By Timothy Boyd, Andrew Ingle and Simon Du Plessis.

World War One was never a fun time for anybody whether it was men on the battlefront the women at home or the children on the playground. Here we discuss the positive and negative experiences for both men and women and the way women were treated differently from before, during and after the war.


Source A. A book written about an Italian soldier.

There were very few but undoubtedly there were some positive aspects around World War One. Firstly, the main point that changed many people lives was the acceptance of women. Women were now being relied on to take over the men‘s jobs while they were fighting on the front line. Also they were asked to help cure and take care of the injured soldiers in the hospitals. This changed the social attitude towards women until this day. Also there was a much greater respect for all workers in the factories after the war. They were relied on to manufacture the weapons for the soldiers. Although the war was horrendous it brought about great friendships that would last for a very long time after the war. Also a greater awareness of the horrors of war was realised and although this did not stop World War 2, the amount of conflict has decreased ever since.


Source B. A diary entry from a British soldier called John T French

The negative aspects of the First World War were mainly found in the trenches on the front line. Many soldiers didn’t even die from a bullet or shell explosion. There was an insufficient amount of water and food, the soldiers were freezing due to the low temperatures and extreme weather conditions and there were many diseases like cholera and trench foot[1]. Trench warfare was hated as it took months on end just to gain a couple metres of ground. Civilians became a military target. Many innocent people were killed and families were torn apart. People were exploited as workers in factories, especially women during the war.

recruitment poster

Source C. A recruitment poster put up in London, encouraging young men to join the army.

When the war first broke out the women were forced to work to support their family whilst the men were fighting on the front line. The women went through tough labour and extreme conditions with low pay. At the beginning of 1914 there were about 5,9 million out of 23,7 million women working in the factories helping to produce weapons, planes, etc. The women worked as domestic servants. Approximately 900,000 women worked in textiles and 500,000 in “sweated trade”.

Men were forced to fight on the front lines or in the trenches. They suffered from exhaustion, hunger and other diseases because of the lack of food water and warmth in the trenches. Many soldiers were forced into psychiatric treatment after what they went through during the war but they could not always have been helped.

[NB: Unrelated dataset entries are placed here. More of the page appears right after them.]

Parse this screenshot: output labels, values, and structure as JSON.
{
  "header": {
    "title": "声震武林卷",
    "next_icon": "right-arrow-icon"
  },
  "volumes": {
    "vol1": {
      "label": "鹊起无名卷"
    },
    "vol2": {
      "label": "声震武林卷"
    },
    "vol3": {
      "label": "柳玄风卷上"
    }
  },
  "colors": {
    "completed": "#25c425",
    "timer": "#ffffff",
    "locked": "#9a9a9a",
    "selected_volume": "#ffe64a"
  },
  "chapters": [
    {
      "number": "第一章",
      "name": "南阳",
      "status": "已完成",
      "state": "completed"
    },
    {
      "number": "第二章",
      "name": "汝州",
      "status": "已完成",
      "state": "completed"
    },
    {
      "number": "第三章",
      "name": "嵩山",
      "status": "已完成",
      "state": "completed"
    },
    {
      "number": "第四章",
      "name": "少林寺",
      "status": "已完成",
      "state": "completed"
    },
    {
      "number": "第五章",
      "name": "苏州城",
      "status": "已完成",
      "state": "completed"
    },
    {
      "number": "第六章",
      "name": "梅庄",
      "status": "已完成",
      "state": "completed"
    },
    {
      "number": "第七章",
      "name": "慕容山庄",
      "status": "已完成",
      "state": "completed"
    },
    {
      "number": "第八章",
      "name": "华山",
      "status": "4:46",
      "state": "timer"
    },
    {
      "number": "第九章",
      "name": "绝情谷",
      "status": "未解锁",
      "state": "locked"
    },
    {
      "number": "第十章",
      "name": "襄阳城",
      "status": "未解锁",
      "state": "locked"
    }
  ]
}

The conditions in the trenches were horrible as most men suffered from hyperthermia as it was very cold most of the time; another factor was the rats which carried diseases which killed most of the men in the trenches.

Source D. A poem written about the deaths of the soldiers

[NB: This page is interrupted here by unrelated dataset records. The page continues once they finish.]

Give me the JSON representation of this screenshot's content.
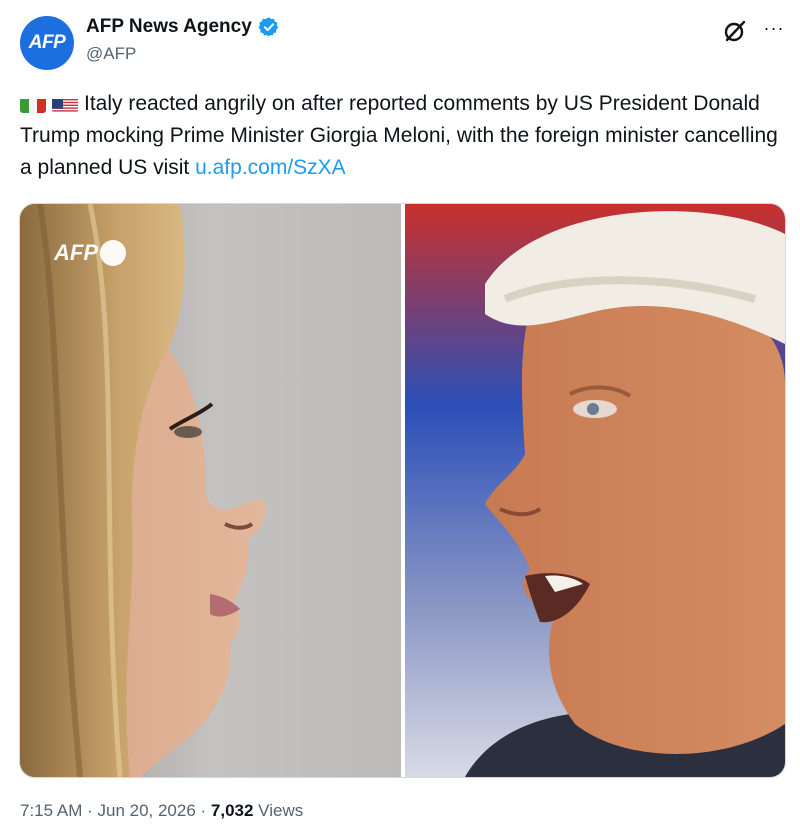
{
  "author": {
    "avatar_text": "AFP",
    "display_name": "AFP News Agency",
    "handle": "@AFP",
    "verified": true
  },
  "header_actions": {
    "grok_icon": "grok-icon",
    "more_label": "···"
  },
  "tweet": {
    "flags": [
      "italy-flag",
      "us-flag"
    ],
    "text": "Italy reacted angrily on after reported comments by US President Donald Trump mocking Prime Minister Giorgia Meloni, with the foreign minister cancelling a planned US visit ",
    "link": "u.afp.com/SzXA"
  },
  "media": {
    "watermark": "AFP",
    "images": [
      "meloni-profile-photo",
      "trump-profile-photo"
    ]
  },
  "meta": {
    "time": "7:15 AM",
    "sep1": " · ",
    "date": "Jun 20, 2026",
    "sep2": " · ",
    "views_count": "7,032",
    "views_label": " Views"
  },
  "colors": {
    "link": "#1d9bf0",
    "verified": "#1d9bf0",
    "avatar_bg": "#1d6fe0",
    "secondary_text": "#536471"
  }
}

If the trenches were close enough, and temporary truce was called so that the two sides could shout insults at each other!

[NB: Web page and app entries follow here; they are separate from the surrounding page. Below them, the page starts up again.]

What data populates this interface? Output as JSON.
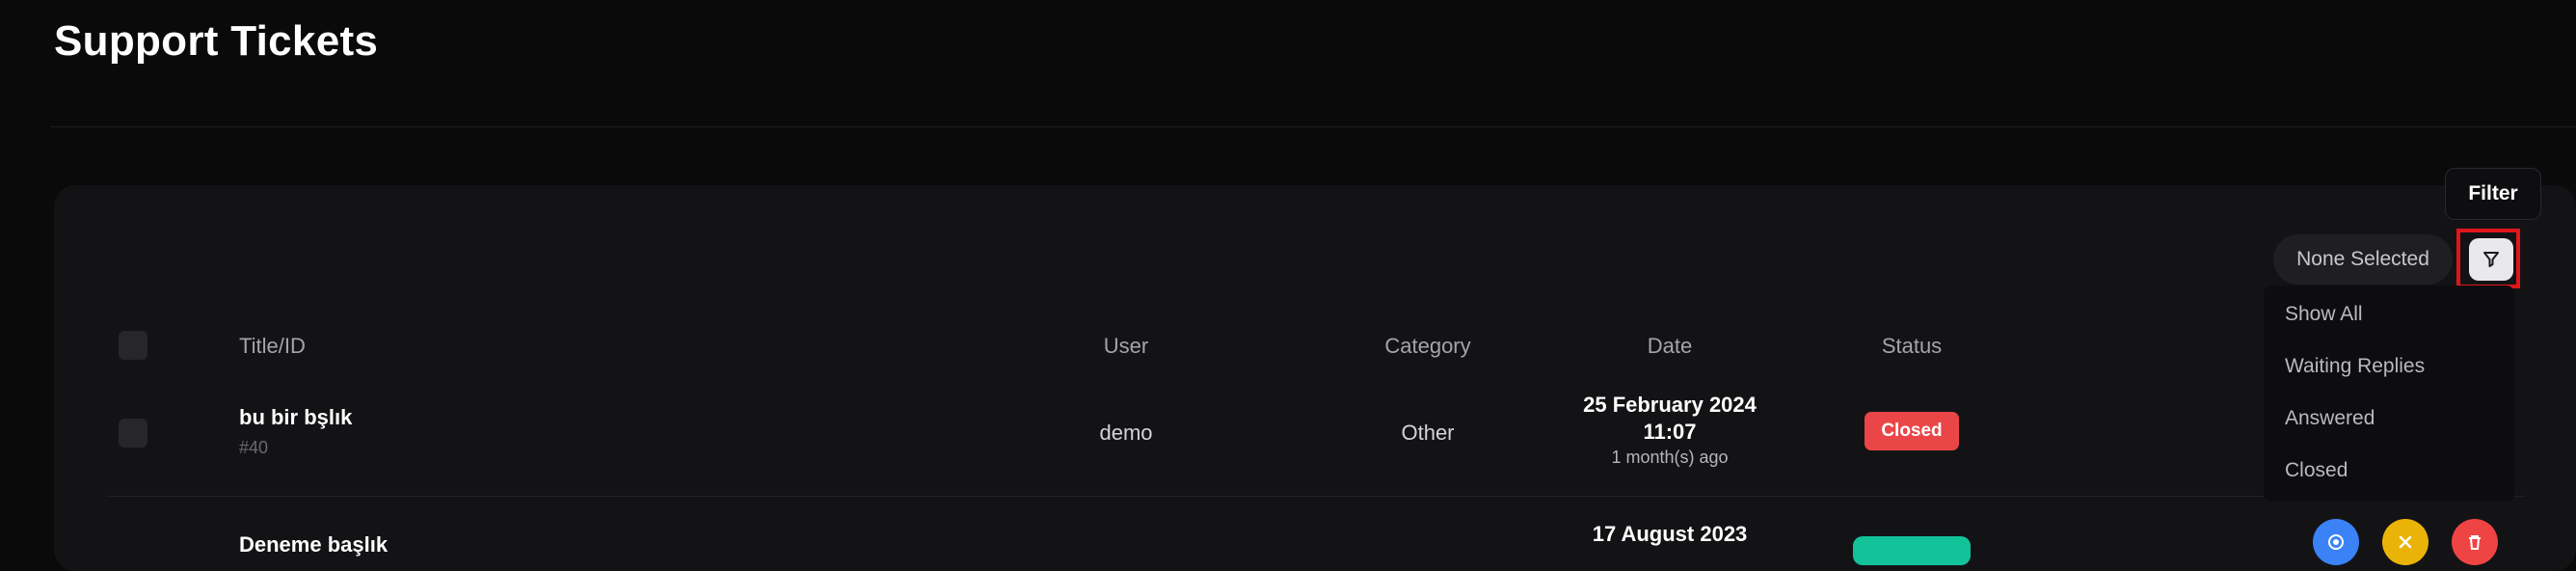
{
  "page": {
    "title": "Support Tickets"
  },
  "filter": {
    "tooltip": "Filter",
    "selected": "None Selected",
    "options": [
      "Show All",
      "Waiting Replies",
      "Answered",
      "Closed"
    ]
  },
  "table": {
    "columns": [
      "Title/ID",
      "User",
      "Category",
      "Date",
      "Status"
    ],
    "rows": [
      {
        "title": "bu bir bşlık",
        "id": "#40",
        "user": "demo",
        "category": "Other",
        "date": "25 February 2024",
        "time": "11:07",
        "ago": "1 month(s) ago",
        "status": "Closed"
      },
      {
        "title": "Deneme başlık",
        "date": "17 August 2023"
      }
    ]
  },
  "colors": {
    "background": "#0a0a0b",
    "card": "#131316",
    "closed_badge": "#ea4648",
    "answered_badge": "#12c39a",
    "highlight": "#e0161b"
  }
}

[1] . Trench foot ~ a painful condition of the feet caused by long immersion in cold water or mud and marked by blackening and death of surface tissue.